ABOUT THIS EXERCISE:
I'd like every line in the following listing that holds "true" copied.
########
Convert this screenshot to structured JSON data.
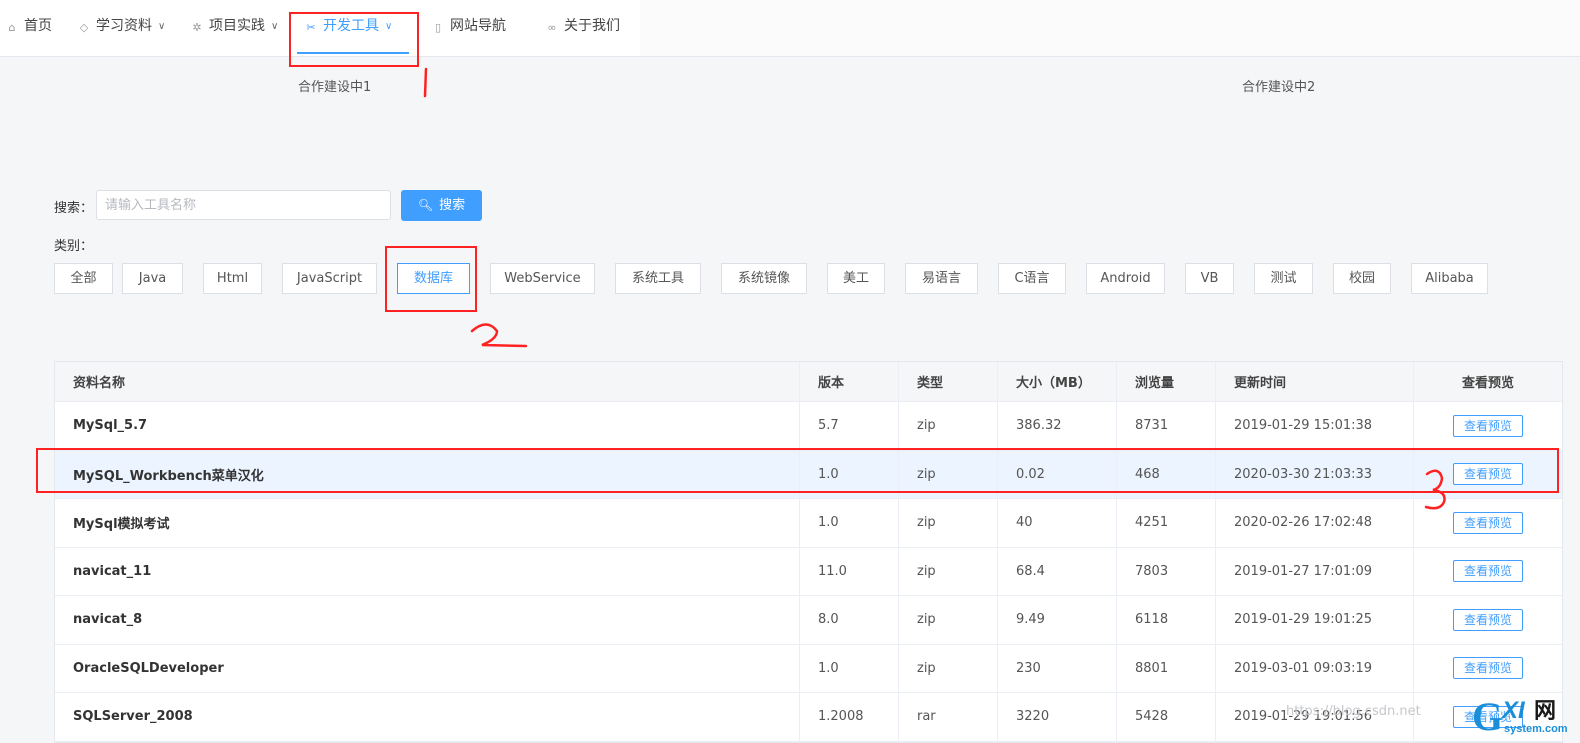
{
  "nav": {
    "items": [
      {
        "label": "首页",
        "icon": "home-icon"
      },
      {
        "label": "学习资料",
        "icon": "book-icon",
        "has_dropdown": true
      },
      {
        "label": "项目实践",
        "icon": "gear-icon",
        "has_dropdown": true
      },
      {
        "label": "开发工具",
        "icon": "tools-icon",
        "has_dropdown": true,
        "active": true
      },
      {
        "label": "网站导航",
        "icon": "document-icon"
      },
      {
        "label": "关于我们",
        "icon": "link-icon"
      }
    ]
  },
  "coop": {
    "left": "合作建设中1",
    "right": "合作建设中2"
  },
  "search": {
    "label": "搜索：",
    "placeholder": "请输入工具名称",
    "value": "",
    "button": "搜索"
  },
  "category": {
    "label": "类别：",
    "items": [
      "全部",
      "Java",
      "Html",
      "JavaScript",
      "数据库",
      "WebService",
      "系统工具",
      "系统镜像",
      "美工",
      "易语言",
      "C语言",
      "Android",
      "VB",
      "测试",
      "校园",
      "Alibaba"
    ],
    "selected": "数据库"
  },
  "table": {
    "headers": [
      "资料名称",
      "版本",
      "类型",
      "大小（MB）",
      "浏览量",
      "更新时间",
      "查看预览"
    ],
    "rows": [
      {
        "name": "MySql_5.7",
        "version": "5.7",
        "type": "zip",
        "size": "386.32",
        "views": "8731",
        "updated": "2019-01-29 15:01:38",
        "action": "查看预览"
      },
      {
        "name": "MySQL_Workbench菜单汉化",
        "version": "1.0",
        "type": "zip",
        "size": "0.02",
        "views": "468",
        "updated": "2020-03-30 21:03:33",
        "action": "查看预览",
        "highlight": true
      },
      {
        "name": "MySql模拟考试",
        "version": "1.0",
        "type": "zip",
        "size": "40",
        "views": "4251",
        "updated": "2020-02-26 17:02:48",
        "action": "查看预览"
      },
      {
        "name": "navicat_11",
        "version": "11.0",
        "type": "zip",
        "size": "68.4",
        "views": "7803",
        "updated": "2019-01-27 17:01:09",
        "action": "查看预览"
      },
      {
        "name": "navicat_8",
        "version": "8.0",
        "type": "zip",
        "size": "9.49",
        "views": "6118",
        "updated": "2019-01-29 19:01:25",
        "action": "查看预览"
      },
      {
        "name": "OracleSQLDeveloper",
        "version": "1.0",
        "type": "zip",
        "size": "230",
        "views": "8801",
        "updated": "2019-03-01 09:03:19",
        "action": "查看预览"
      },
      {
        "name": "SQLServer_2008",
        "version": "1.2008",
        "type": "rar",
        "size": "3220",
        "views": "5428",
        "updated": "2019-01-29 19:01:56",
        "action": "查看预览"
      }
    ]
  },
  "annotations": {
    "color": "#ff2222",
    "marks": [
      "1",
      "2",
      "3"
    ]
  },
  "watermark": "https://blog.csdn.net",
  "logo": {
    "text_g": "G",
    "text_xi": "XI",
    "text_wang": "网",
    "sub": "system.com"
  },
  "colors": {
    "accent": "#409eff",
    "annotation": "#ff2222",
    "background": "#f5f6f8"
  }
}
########
RESULT OF THIS TASK:
        "has_dropdown": true
        "has_dropdown": true
        "has_dropdown": true,
        "active": true
        "highlight": true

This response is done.